Poland’s highest court ruled Thursday that abortions due to fetal defects were unconstitutional. Around 98% of abortions in Poland had been conducted as a result of fetal defects, meaning the ruling bans virtually all terminations taking place in the country.
The country already has some of the strictest abortion laws in Europe and will now only allow a termination in cases of rape, incest or when the mother’s life in danger.
There is nothing radical in this decision. In fact, most Americans support legalized abortion but with similar restrictions.
Even though Americans are solidly against overturning Roe, a majority would also like to see abortion restricted in various ways. In a separate question, respondents were asked which of six choices comes closest to their view of abortion policy.
In all, 61% said they were in favor of a combination of limitations that included allowing abortion in just the first three months of a pregnancy (23%); only in cases of rape, incest or to save the life of the woman (29%); or only to save the life of the woman (9%).
That’s a far cry from radical feminists who are demanding the option of late-term abortions. Just 12 percent of Americans favor their radical abortion vision, with solid majorities of even pro-choice women favoring some restrictions.
The survey also found that majorities of pro-choice Americans support substantial restrictions on abortion. Americans as a whole – and pro-life Americans –support restrictions at even higher rates.
Two-thirds of pro-choice Americans would support limiting abortion to – at most – the first three months of pregnancy. The view is shared by 8 in 10 Americans overall (81 percent). More than 6 in 10 pro-choice Americans (62 percent) and a similar number of Americans overall (61 percent) would ban abortion after 20 weeks, except to save the life of the mother. And more than half of those who identify as pro-choice would ban taxpayer funding of abortion, a view shared by 68 percent of Americans overall.
So pro-life women aren’t so “radical” after all. Supreme Court nominee Amy Coney Barrett being portrayed as an anti-abortion extremist is ludicrous. She has carefully considered abortion cases while serving on the lower court and is very much in the mainstream when it comes to restrictions on abortion.

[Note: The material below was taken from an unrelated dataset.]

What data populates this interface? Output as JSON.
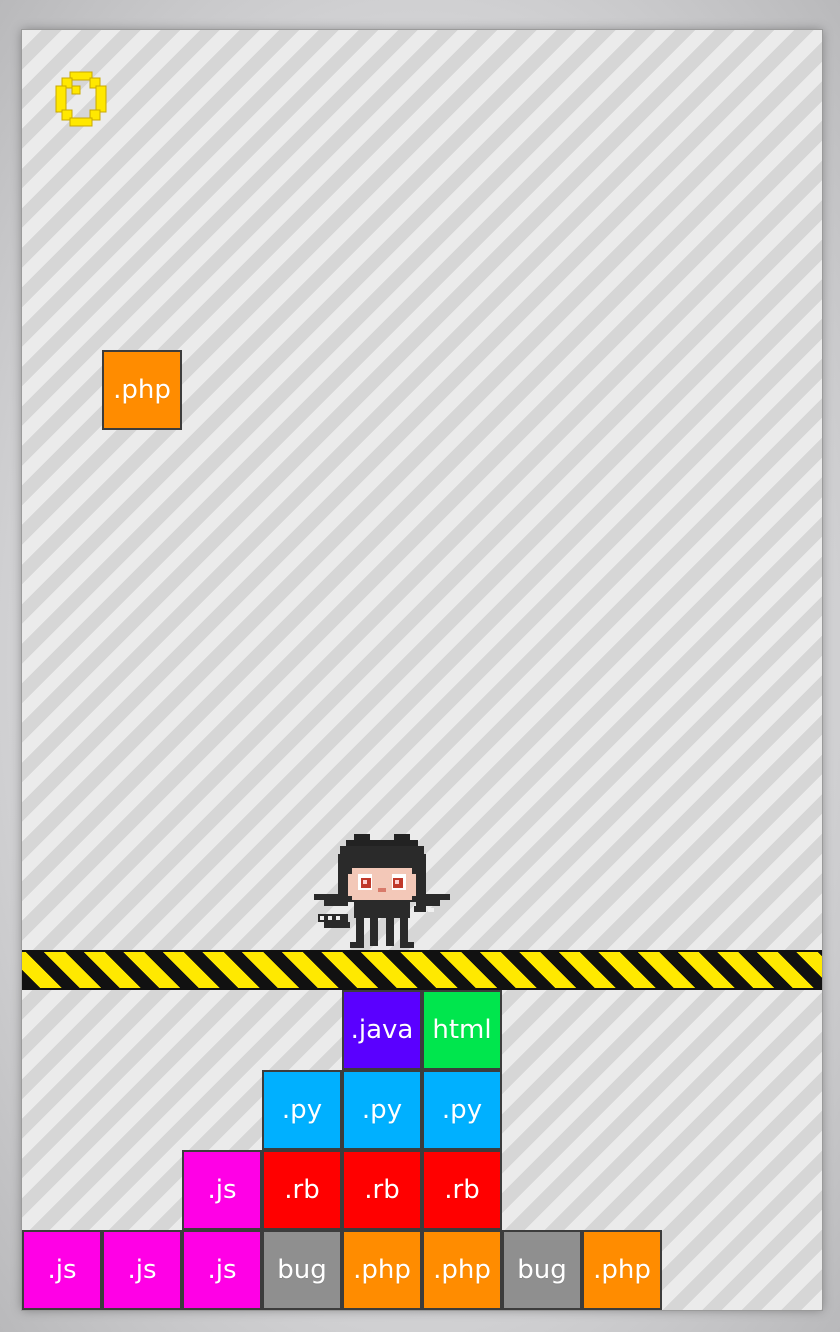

Trying to paint her as a crusading radical is dishonest and says more about her critics than it does her.
Meanwhile, Poland, as a Catholic country, could hardly have opened the floodgates to abortion. There will be those who argue that forcing a woman to carry a deformed child to term is cruel and imposes burdens on women. That may be true. And someday, medical science may find a way to cure a child of many deformities while in the womb or even program genes not to turn on and create the deformities in the first place. Those practices raise their own ethical dilemmas and may not be the alternative they appear to be.
But for the moment, the Polish Supreme Court has issued a ruling perfectly in line with the beliefs of its people. And the radicals are shut out.